Pedestrian traffic in Canal Winchester will again have a safer path to follow as Canal Winchester Village Council prepares to take action on a sidewalk grant program for residents following three readings.
The village established the policy to require property owners with sidewalks to maintain them in good repair in accordance with the Ohio Revised Code. In order to assist with the mandate, Canal Winchester created the Sidewalk Improvement Grant program to offset costs associated with repairs.
Although property owners can have the repairs assessed on their tax bill, they also have the option to pay for it themselves and then submit a grant application for a 50 percent reimbursement of their costs. Once the work is complete and inspected, the applications, along with paid invoices, will be considered for the grant.
To be eligible for financial assistance, an applicant’s income must be at or below 175 percent of the federal poverty guidelines as published by the Ohio Consumers Counsel. Applications will be reviewed and awards made no later than 30 days after they are received.
"The ordinance is basically to do sidewalks and the grant is to help people who can’t afford to put in a sidewalk," said Councilwoman Peggy Eisnaugle during council’s Nov. 5 meeting.
Questions arose regarding trees planted under the village’s street tree program causing changes of an inch or more in sidewalk elevation and the $25 permit fee for sidewalk renovation/restoration. Public Works Director Matt Peoples said only people receiving a letter from Planning and Zoning would be charged the fee, which covers a trio of inspections.
In regard to village responsibility for trees planted by Canal Winchester, Councilman Steve Donahue said, "I think a lot (of trees) were planted with the owner not having a say. If someone sees a tree is pushing up their sidewalk, then something should be done."
A resolution is in sight for returning a parcel of Winchester Pike land owned by the Pfeifer family to its 1983 zoning following months of discussion and allegations of document tampering.
Councilwoman Bobbie Mershon motioned that the village return the property to its 1983 status following a recommendation by Law Director Gene Hollins.

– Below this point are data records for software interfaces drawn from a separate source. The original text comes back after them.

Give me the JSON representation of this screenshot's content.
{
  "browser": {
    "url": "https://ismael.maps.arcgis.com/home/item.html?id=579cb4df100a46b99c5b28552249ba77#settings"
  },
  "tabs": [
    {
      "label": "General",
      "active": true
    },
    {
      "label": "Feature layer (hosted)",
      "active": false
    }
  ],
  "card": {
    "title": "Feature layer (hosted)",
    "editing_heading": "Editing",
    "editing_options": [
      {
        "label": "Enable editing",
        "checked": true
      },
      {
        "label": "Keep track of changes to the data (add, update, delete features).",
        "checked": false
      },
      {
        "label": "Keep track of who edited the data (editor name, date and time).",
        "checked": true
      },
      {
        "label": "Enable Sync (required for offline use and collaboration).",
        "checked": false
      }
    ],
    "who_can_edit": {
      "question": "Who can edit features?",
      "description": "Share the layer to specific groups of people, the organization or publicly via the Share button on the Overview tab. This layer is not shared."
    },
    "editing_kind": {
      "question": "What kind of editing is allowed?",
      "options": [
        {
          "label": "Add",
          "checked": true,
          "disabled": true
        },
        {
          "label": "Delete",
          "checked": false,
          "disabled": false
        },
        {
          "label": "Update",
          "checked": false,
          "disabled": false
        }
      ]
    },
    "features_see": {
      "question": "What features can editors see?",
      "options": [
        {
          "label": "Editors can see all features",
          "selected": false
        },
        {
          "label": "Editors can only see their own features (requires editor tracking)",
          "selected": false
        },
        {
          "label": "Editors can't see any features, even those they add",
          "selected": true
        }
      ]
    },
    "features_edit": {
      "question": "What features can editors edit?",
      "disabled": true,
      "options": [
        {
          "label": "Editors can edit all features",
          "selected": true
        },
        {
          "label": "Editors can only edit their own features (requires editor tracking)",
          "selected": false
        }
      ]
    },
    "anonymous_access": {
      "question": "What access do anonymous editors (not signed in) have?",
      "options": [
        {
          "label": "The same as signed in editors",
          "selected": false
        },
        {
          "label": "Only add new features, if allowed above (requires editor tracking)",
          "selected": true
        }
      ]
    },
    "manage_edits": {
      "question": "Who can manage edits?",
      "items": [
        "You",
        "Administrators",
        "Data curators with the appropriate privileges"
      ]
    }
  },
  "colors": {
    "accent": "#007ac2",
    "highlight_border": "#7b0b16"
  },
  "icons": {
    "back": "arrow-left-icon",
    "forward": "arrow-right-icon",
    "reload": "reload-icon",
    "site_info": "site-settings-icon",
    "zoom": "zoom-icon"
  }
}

On Oct. 15, attorney David Dye, representing Henrietta Pfeifer and the Mid-Ohio Historical Museum, said, in reviewing records for a triangular parcel owned by the Pfeifer family, an error was discovered. Village documents show the 1983 rezoning for a three-lot buffer was approved with the understanding the property immediately across remain residential to serve as a buffer zone. A1988 zoning plan does not indicate the Winchester Pike frontage as residential in accordance with the ordinance, but shows all Pfeifer property as general commercial. Zoning problems within the area surfaced last year and earlier this year when Damon Pfeifer requested rezoning for a winery.
Dye said the bulk of the site zoned general commercial was correct, but the triangle was in error. The south side of Winchester Pike is residential, but in 1983, the only existing residential uses were where the three lots were carved out. The attorney reported the southeast portion of the site was not part of the buffer and, in 2002, an overlay showed split zoning. He alleged maps vary on the zoning and, because of discrepancies, all references should revert to 1983 agreement as approved by the council and not subject to discretion by the village’s Planning and Zoning Administrator, Allan Neimayer.
However, Neimayer said the statements made on Oct. 15 practically accused him of doctoring official records.
"Doctoring documents is a strong statement that I take seriously," emphasized Neimayer, "and I am outraged over the comments. I did not falsify or doctor village documents."
Upon further examination, Neimayer said the minutes from 1983 contain discrepancies including an incorrect discussion paragraph, wrong signatures, and incorrect meeting times. He told the council he provided the Pfeifers and their representatives with copies of an officially adopted ordinance, and noted there was no follow-up ordinance to the amendment.
"There is still ambiguity," continued Neimayer. "I spent a great deal of time reviewing records."
Herb Pfeifer said Neimayer gave him copies of the minutes and if they were wrong, he should not have received them.
"Plans were changed," contended Pfeifer. "I stand by that. I think Mr. Hollins has come up with a pretty good proposal. His proposition is probably the best this council can make."